On 5th March 2015, the Forth Ports Chief Harbour master and his team hosted a meeting with representatives of small ports and sailing clubs. Much important and useful information was exchanged on a variety of navigation and safety topics, summarised below.
The Forth Ports Authority website (which is of course accessible by smartphone or pc) now includes many useful features including current and forecast weather, tidal information (tide tables for 2015 and current tidal height and wind for Leith, Rosyth and Grangemouth), shipping traffic plans, Notices to Mariners (NtMs), Safety Alerts, and a number of useful pro-formas including, significantly, their Marine Report Form (MRF).

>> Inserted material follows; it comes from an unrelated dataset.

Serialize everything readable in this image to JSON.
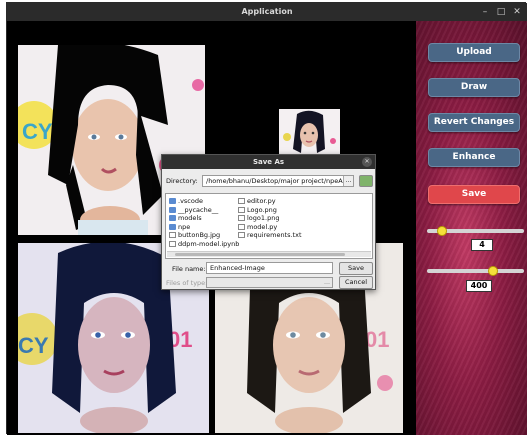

All water users in the Forth Ports area are urged to use this MRF form to report any incident or near-miss which did or might cause safety concern, regardless of whether any accident or emergency action actually occurred. In particular, the Forth Ports Ltd safety procedures and risk assessments for development of safe working on the Forth depend upon the reporting to Forth & Tay Navigation Service (FTNS) of worrying incidents. No reports have been received, for instance, regarding capsizes of dinghies within the main shipping channel, nor that excess wake from workboats had caused damage or distress to yachts in Port Edgar marina. Users of the port should report such incidents or areas of concern so that FPltd could amend working practices or safety procedures, and take immediate action if the situation so demanded.
All organisations, including Local Authorities and non-habitual clubs and societies, which organise marine activity such as boat regattas, yacht racing or swim events should advise the Forth Ports office using the Event Notification Form. Contact details are here, along with a note of the Forth Ports VHF channels.
Forth Ports urge all boaters to check the website before going out on the water to be aware of the latest maritime advice available.
The volume of shipping on the Forth has increased somewhat last year (2014) and is expected to increase further as Grangemouth is increasing its marine traffic of containers and hydrocarbon products. The use of small craft such as canoes, rowing skiffs and sea anglers also appears to be increasing, so that efforts must be taken to ensure the safety of all. Improvements have been made to the FTNS monitoring of moving ships and for radio communications with new antennae at Granton.
Trials will be extended at Newhaven with some dredging and berthing improvements, to evaluate the potential for use by cruise liner service boats, to offer better tourist access to Edinburgh and to reduce the present congestion at South Queensferry. The harbour would continue to be available for use by small craft, but users should be aware of the potential for restriction or congestion. 5 cruiseliners are expected at Newhaven this year.
On the New Queensferry Crossing – the Bridge – the programme of lifting deck sections up onto the bridge will start shortly (Mar 2015) at a rate of up to 5 units per week, weighing up to 750 tonnes each, and continue for about a year. Skippers should be aware of changes, often at short notice, to shipping practices and courses, including use of the channel North of the Beamer Rock, and listen on VHF 71 at all times when near the construction site.
Concerns have been expressed by the sailing community about potential interaction between small craft and shipping in the narrow section of the estuary near Port Edgar, and a proposal has been made that ships should be controlled to allow only single-way transit at any time might be adopted; Forth Ports’ view is that any such restriction would be based upon recorded data and if available, historical data, and urge that such data be reported.